The Dormouse tells a story about three little sisters named Elsie, Lacie, and Tillie. These are the Liddell sisters: Elsie is L.C. (Lorina Charlotte), Tillie is Edith (her family nickname is Matilda), and Lacie is an anagram of Alice.
The Mock Turtle speaks of a Drawling-master, "an old conger eel," that used to come once a week to teach "Drawling, Stretching, and Fainting in Coils." This is a reference to the art critic John Ruskin, who came once a week to the Liddell house to teach the children drawing, sketching, and painting in oils. (The children did, in fact, learn well; Alice Liddell, for one, produced a number of skilled watercolours.) The Mock Turtle also sings "Beautiful Soup." This is a parody of a song called "Star of the Evening, Beautiful Star," which was performed as a trio by Lorina, Alice and Edith Liddell for Lewis Carroll in the Liddell home during the same summer in which he first told the story of Alice's Adventures Under Ground.
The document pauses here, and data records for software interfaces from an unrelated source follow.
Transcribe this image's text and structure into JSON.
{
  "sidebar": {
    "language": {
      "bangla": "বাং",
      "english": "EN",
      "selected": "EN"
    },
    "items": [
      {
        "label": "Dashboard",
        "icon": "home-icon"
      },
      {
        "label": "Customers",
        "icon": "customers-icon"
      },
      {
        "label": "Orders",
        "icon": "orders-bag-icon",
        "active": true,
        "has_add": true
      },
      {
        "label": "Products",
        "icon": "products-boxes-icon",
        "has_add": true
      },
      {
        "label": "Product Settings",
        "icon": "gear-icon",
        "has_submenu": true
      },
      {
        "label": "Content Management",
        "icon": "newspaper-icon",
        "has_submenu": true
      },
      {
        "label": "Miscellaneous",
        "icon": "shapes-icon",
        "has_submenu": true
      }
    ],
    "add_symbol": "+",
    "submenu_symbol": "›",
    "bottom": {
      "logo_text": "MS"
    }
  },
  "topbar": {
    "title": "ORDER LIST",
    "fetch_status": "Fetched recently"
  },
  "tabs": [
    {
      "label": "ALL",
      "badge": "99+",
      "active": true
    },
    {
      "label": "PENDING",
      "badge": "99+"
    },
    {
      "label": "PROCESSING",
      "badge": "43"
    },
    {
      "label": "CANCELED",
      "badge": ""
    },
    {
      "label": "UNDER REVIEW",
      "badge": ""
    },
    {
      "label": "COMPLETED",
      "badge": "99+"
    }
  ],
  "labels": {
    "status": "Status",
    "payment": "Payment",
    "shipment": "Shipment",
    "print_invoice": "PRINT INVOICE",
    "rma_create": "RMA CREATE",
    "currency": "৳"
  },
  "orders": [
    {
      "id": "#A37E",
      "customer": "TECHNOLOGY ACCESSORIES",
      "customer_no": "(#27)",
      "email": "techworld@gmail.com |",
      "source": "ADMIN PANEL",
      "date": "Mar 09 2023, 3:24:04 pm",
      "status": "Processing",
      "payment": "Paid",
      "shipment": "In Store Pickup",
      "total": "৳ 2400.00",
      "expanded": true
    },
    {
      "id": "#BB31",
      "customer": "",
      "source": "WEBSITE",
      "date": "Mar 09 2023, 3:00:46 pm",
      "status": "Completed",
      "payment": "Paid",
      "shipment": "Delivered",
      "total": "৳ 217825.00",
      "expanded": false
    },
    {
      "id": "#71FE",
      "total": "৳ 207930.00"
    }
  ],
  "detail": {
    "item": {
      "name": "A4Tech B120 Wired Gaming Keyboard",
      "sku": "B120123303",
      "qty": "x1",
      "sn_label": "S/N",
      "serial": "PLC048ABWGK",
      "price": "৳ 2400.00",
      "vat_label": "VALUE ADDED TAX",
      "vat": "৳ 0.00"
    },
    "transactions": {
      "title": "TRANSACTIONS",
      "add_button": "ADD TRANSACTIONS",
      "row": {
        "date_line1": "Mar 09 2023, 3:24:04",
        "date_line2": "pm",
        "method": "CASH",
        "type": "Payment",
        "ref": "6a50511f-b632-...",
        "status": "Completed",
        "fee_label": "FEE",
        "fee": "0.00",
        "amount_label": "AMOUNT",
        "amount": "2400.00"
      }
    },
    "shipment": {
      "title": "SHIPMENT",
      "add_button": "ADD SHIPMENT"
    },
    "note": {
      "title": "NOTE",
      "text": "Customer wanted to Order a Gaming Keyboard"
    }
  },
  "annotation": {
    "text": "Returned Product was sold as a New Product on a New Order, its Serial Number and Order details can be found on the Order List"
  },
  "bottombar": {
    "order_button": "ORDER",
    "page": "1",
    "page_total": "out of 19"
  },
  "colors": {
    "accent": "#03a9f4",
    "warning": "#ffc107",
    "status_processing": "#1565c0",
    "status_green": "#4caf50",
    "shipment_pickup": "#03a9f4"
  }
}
John Tenniel's illustrations of Alice do not portray the real Alice Liddell, who had dark hair and a short fringe. There is a persistent legend that Carroll sent Tenniel a photograph of Mary Hilton Babcock, another child-friend, but no evidence for this has yet come to light, and whether Tenniel actually used Babcock as his model is open to dispute.
- Wikipedia: Alice's Adventures in Wonderland